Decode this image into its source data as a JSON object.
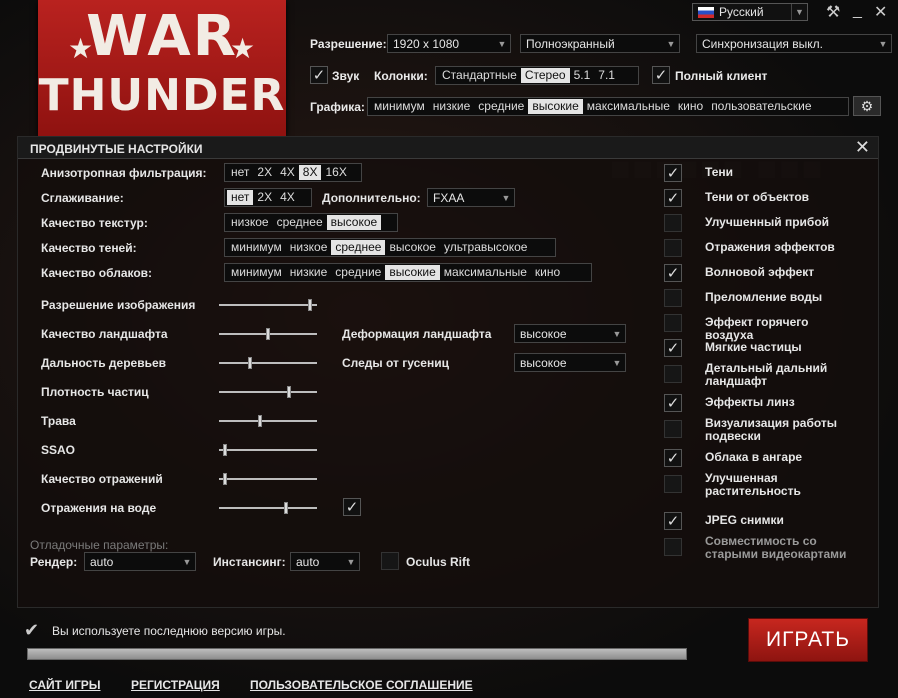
{
  "logo": {
    "line1": "WAR",
    "line2": "THUNDER"
  },
  "language": {
    "value": "Русский"
  },
  "top": {
    "resolution_label": "Разрешение:",
    "resolution_value": "1920 x 1080",
    "mode_value": "Полноэкранный",
    "vsync_value": "Синхронизация выкл.",
    "sound_label": "Звук",
    "speakers_label": "Колонки:",
    "speakers_options": [
      "Стандартные",
      "Стерео",
      "5.1",
      "7.1"
    ],
    "speakers_selected": "Стерео",
    "full_client_label": "Полный клиент",
    "graphics_label": "Графика:",
    "graphics_options": [
      "минимум",
      "низкие",
      "средние",
      "высокие",
      "максимальные",
      "кино",
      "пользовательские"
    ],
    "graphics_selected": "высокие"
  },
  "panel": {
    "title": "ПРОДВИНУТЫЕ НАСТРОЙКИ",
    "aniso_label": "Анизотропная фильтрация:",
    "aniso_options": [
      "нет",
      "2X",
      "4X",
      "8X",
      "16X"
    ],
    "aniso_selected": "8X",
    "aa_label": "Сглаживание:",
    "aa_options": [
      "нет",
      "2X",
      "4X"
    ],
    "aa_selected": "нет",
    "extra_label": "Дополнительно:",
    "extra_value": "FXAA",
    "tex_label": "Качество текстур:",
    "tex_options": [
      "низкое",
      "среднее",
      "высокое"
    ],
    "tex_selected": "высокое",
    "shadow_label": "Качество теней:",
    "shadow_options": [
      "минимум",
      "низкое",
      "среднее",
      "высокое",
      "ультравысокое"
    ],
    "shadow_selected": "среднее",
    "cloud_label": "Качество облаков:",
    "cloud_options": [
      "минимум",
      "низкие",
      "средние",
      "высокие",
      "максимальные",
      "кино"
    ],
    "cloud_selected": "высокие",
    "sliders": [
      {
        "label": "Разрешение изображения",
        "value": 0.95
      },
      {
        "label": "Качество ландшафта",
        "value": 0.5
      },
      {
        "label": "Дальность деревьев",
        "value": 0.31
      },
      {
        "label": "Плотность частиц",
        "value": 0.72
      },
      {
        "label": "Трава",
        "value": 0.42
      },
      {
        "label": "SSAO",
        "value": 0.04
      },
      {
        "label": "Качество отражений",
        "value": 0.04
      },
      {
        "label": "Отражения на воде",
        "value": 0.69
      }
    ],
    "terrain_deform_label": "Деформация ландшафта",
    "terrain_deform_value": "высокое",
    "tracks_label": "Следы от гусениц",
    "tracks_value": "высокое",
    "debug_label": "Отладочные параметры:",
    "render_label": "Рендер:",
    "render_value": "auto",
    "instancing_label": "Инстансинг:",
    "instancing_value": "auto",
    "oculus_label": "Oculus Rift",
    "right_options": [
      {
        "label": "Тени",
        "checked": true
      },
      {
        "label": "Тени от объектов",
        "checked": true
      },
      {
        "label": "Улучшенный прибой",
        "checked": false
      },
      {
        "label": "Отражения эффектов",
        "checked": false
      },
      {
        "label": "Волновой эффект",
        "checked": true
      },
      {
        "label": "Преломление воды",
        "checked": false
      },
      {
        "label": "Эффект горячего воздуха",
        "checked": false
      },
      {
        "label": "Мягкие частицы",
        "checked": true
      },
      {
        "label": "Детальный дальний ландшафт",
        "checked": false
      },
      {
        "label": "Эффекты линз",
        "checked": true
      },
      {
        "label": "Визуализация работы подвески",
        "checked": false
      },
      {
        "label": "Облака в ангаре",
        "checked": true
      },
      {
        "label": "Улучшенная растительность",
        "checked": false
      },
      {
        "label": "JPEG снимки",
        "checked": true
      },
      {
        "label": "Совместимость со старыми видеокартами",
        "checked": false
      }
    ]
  },
  "bottom": {
    "status": "Вы используете последнюю версию игры.",
    "progress": 1.0,
    "play_label": "ИГРАТЬ",
    "links": [
      "САЙТ ИГРЫ",
      "РЕГИСТРАЦИЯ",
      "ПОЛЬЗОВАТЕЛЬСКОЕ СОГЛАШЕНИЕ"
    ]
  }
}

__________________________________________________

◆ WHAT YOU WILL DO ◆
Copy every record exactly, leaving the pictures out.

◆ EXERCISE ANSWER ◆
Decode this image into its source data as a JSON object.
{
  "logo": {
    "line1": "WAR",
    "line2": "THUNDER"
  },
  "language": {
    "value": "Русский"
  },
  "top": {
    "resolution_label": "Разрешение:",
    "resolution_value": "1920 x 1080",
    "mode_value": "Полноэкранный",
    "vsync_value": "Синхронизация выкл.",
    "sound_label": "Звук",
    "speakers_label": "Колонки:",
    "speakers_options": [
      "Стандартные",
      "Стерео",
      "5.1",
      "7.1"
    ],
    "speakers_selected": "Стерео",
    "full_client_label": "Полный клиент",
    "graphics_label": "Графика:",
    "graphics_options": [
      "минимум",
      "низкие",
      "средние",
      "высокие",
      "максимальные",
      "кино",
      "пользовательские"
    ],
    "graphics_selected": "высокие"
  },
  "panel": {
    "title": "ПРОДВИНУТЫЕ НАСТРОЙКИ",
    "aniso_label": "Анизотропная фильтрация:",
    "aniso_options": [
      "нет",
      "2X",
      "4X",
      "8X",
      "16X"
    ],
    "aniso_selected": "8X",
    "aa_label": "Сглаживание:",
    "aa_options": [
      "нет",
      "2X",
      "4X"
    ],
    "aa_selected": "нет",
    "extra_label": "Дополнительно:",
    "extra_value": "FXAA",
    "tex_label": "Качество текстур:",
    "tex_options": [
      "низкое",
      "среднее",
      "высокое"
    ],
    "tex_selected": "высокое",
    "shadow_label": "Качество теней:",
    "shadow_options": [
      "минимум",
      "низкое",
      "среднее",
      "высокое",
      "ультравысокое"
    ],
    "shadow_selected": "среднее",
    "cloud_label": "Качество облаков:",
    "cloud_options": [
      "минимум",
      "низкие",
      "средние",
      "высокие",
      "максимальные",
      "кино"
    ],
    "cloud_selected": "высокие",
    "sliders": [
      {
        "label": "Разрешение изображения",
        "value": 0.95
      },
      {
        "label": "Качество ландшафта",
        "value": 0.5
      },
      {
        "label": "Дальность деревьев",
        "value": 0.31
      },
      {
        "label": "Плотность частиц",
        "value": 0.72
      },
      {
        "label": "Трава",
        "value": 0.42
      },
      {
        "label": "SSAO",
        "value": 0.04
      },
      {
        "label": "Качество отражений",
        "value": 0.04
      },
      {
        "label": "Отражения на воде",
        "value": 0.69
      }
    ],
    "terrain_deform_label": "Деформация ландшафта",
    "terrain_deform_value": "высокое",
    "tracks_label": "Следы от гусениц",
    "tracks_value": "высокое",
    "debug_label": "Отладочные параметры:",
    "render_label": "Рендер:",
    "render_value": "auto",
    "instancing_label": "Инстансинг:",
    "instancing_value": "auto",
    "oculus_label": "Oculus Rift",
    "right_options": [
      {
        "label": "Тени",
        "checked": true
      },
      {
        "label": "Тени от объектов",
        "checked": true
      },
      {
        "label": "Улучшенный прибой",
        "checked": false
      },
      {
        "label": "Отражения эффектов",
        "checked": false
      },
      {
        "label": "Волновой эффект",
        "checked": true
      },
      {
        "label": "Преломление воды",
        "checked": false
      },
      {
        "label": "Эффект горячего воздуха",
        "checked": false
      },
      {
        "label": "Мягкие частицы",
        "checked": true
      },
      {
        "label": "Детальный дальний ландшафт",
        "checked": false
      },
      {
        "label": "Эффекты линз",
        "checked": true
      },
      {
        "label": "Визуализация работы подвески",
        "checked": false
      },
      {
        "label": "Облака в ангаре",
        "checked": true
      },
      {
        "label": "Улучшенная растительность",
        "checked": false
      },
      {
        "label": "JPEG снимки",
        "checked": true
      },
      {
        "label": "Совместимость со старыми видеокартами",
        "checked": false
      }
    ]
  },
  "bottom": {
    "status": "Вы используете последнюю версию игры.",
    "progress": 1.0,
    "play_label": "ИГРАТЬ",
    "links": [
      "САЙТ ИГРЫ",
      "РЕГИСТРАЦИЯ",
      "ПОЛЬЗОВАТЕЛЬСКОЕ СОГЛАШЕНИЕ"
    ]
  }
}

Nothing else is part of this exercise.